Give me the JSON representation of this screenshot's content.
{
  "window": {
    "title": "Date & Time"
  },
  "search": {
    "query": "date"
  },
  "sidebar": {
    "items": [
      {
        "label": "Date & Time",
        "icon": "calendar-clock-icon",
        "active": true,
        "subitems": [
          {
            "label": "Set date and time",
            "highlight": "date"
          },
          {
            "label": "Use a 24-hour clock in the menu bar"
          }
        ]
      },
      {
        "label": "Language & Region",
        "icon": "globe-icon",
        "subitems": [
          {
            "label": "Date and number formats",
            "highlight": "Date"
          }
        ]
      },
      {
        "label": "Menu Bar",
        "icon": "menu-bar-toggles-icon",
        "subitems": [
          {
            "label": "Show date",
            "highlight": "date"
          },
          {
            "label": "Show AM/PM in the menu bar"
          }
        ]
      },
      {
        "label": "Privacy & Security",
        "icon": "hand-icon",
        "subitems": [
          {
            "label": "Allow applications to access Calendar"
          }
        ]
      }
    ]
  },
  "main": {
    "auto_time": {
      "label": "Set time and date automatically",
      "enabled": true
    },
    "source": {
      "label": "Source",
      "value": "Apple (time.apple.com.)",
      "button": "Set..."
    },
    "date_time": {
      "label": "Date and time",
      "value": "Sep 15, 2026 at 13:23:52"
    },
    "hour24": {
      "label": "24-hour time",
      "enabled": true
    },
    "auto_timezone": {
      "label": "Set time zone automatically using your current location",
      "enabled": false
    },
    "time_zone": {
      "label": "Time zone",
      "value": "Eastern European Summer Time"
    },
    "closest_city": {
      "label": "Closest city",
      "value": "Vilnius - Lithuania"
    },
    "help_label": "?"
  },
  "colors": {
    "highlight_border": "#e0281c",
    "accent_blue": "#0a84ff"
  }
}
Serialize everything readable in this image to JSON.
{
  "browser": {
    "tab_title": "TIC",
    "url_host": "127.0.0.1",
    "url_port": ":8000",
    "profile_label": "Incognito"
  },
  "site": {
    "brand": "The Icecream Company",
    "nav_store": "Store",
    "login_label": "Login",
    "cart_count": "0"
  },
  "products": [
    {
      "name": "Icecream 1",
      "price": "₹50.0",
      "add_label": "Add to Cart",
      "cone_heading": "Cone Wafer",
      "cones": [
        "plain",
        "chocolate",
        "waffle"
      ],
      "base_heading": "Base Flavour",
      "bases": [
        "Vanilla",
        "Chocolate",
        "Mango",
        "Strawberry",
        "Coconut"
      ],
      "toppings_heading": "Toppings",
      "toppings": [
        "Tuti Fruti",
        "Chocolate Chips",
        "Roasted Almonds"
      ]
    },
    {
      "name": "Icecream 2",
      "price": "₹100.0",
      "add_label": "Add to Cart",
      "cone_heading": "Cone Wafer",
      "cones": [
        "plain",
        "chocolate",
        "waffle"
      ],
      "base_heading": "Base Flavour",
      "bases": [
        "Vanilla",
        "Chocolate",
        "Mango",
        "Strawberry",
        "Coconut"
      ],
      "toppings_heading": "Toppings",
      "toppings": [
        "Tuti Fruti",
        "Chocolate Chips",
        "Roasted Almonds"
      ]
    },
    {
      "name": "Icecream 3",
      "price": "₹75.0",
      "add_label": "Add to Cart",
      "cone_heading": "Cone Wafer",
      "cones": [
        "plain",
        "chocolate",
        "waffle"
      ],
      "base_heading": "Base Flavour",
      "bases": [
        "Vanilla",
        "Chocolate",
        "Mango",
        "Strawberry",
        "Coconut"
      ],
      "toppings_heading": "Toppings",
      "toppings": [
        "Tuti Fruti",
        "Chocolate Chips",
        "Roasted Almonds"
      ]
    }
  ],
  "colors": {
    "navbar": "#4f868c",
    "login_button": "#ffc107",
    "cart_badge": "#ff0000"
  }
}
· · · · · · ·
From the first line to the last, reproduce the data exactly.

Give me the JSON representation of this screenshot's content.
{
  "window": {
    "title": "Date & Time"
  },
  "search": {
    "query": "date"
  },
  "sidebar": {
    "items": [
      {
        "label": "Date & Time",
        "icon": "calendar-clock-icon",
        "active": true,
        "subitems": [
          {
            "label": "Set date and time",
            "highlight": "date"
          },
          {
            "label": "Use a 24-hour clock in the menu bar"
          }
        ]
      },
      {
        "label": "Language & Region",
        "icon": "globe-icon",
        "subitems": [
          {
            "label": "Date and number formats",
            "highlight": "Date"
          }
        ]
      },
      {
        "label": "Menu Bar",
        "icon": "menu-bar-toggles-icon",
        "subitems": [
          {
            "label": "Show date",
            "highlight": "date"
          },
          {
            "label": "Show AM/PM in the menu bar"
          }
        ]
      },
      {
        "label": "Privacy & Security",
        "icon": "hand-icon",
        "subitems": [
          {
            "label": "Allow applications to access Calendar"
          }
        ]
      }
    ]
  },
  "main": {
    "auto_time": {
      "label": "Set time and date automatically",
      "enabled": true
    },
    "source": {
      "label": "Source",
      "value": "Apple (time.apple.com.)",
      "button": "Set..."
    },
    "date_time": {
      "label": "Date and time",
      "value": "Sep 15, 2026 at 13:23:52"
    },
    "hour24": {
      "label": "24-hour time",
      "enabled": true
    },
    "auto_timezone": {
      "label": "Set time zone automatically using your current location",
      "enabled": false
    },
    "time_zone": {
      "label": "Time zone",
      "value": "Eastern European Summer Time"
    },
    "closest_city": {
      "label": "Closest city",
      "value": "Vilnius - Lithuania"
    },
    "help_label": "?"
  },
  "colors": {
    "highlight_border": "#e0281c",
    "accent_blue": "#0a84ff"
  }
}
Serialize everything readable in this image to JSON.
{
  "browser": {
    "tab_title": "TIC",
    "url_host": "127.0.0.1",
    "url_port": ":8000",
    "profile_label": "Incognito"
  },
  "site": {
    "brand": "The Icecream Company",
    "nav_store": "Store",
    "login_label": "Login",
    "cart_count": "0"
  },
  "products": [
    {
      "name": "Icecream 1",
      "price": "₹50.0",
      "add_label": "Add to Cart",
      "cone_heading": "Cone Wafer",
      "cones": [
        "plain",
        "chocolate",
        "waffle"
      ],
      "base_heading": "Base Flavour",
      "bases": [
        "Vanilla",
        "Chocolate",
        "Mango",
        "Strawberry",
        "Coconut"
      ],
      "toppings_heading": "Toppings",
      "toppings": [
        "Tuti Fruti",
        "Chocolate Chips",
        "Roasted Almonds"
      ]
    },
    {
      "name": "Icecream 2",
      "price": "₹100.0",
      "add_label": "Add to Cart",
      "cone_heading": "Cone Wafer",
      "cones": [
        "plain",
        "chocolate",
        "waffle"
      ],
      "base_heading": "Base Flavour",
      "bases": [
        "Vanilla",
        "Chocolate",
        "Mango",
        "Strawberry",
        "Coconut"
      ],
      "toppings_heading": "Toppings",
      "toppings": [
        "Tuti Fruti",
        "Chocolate Chips",
        "Roasted Almonds"
      ]
    },
    {
      "name": "Icecream 3",
      "price": "₹75.0",
      "add_label": "Add to Cart",
      "cone_heading": "Cone Wafer",
      "cones": [
        "plain",
        "chocolate",
        "waffle"
      ],
      "base_heading": "Base Flavour",
      "bases": [
        "Vanilla",
        "Chocolate",
        "Mango",
        "Strawberry",
        "Coconut"
      ],
      "toppings_heading": "Toppings",
      "toppings": [
        "Tuti Fruti",
        "Chocolate Chips",
        "Roasted Almonds"
      ]
    }
  ],
  "colors": {
    "navbar": "#4f868c",
    "login_button": "#ffc107",
    "cart_badge": "#ff0000"
  }
}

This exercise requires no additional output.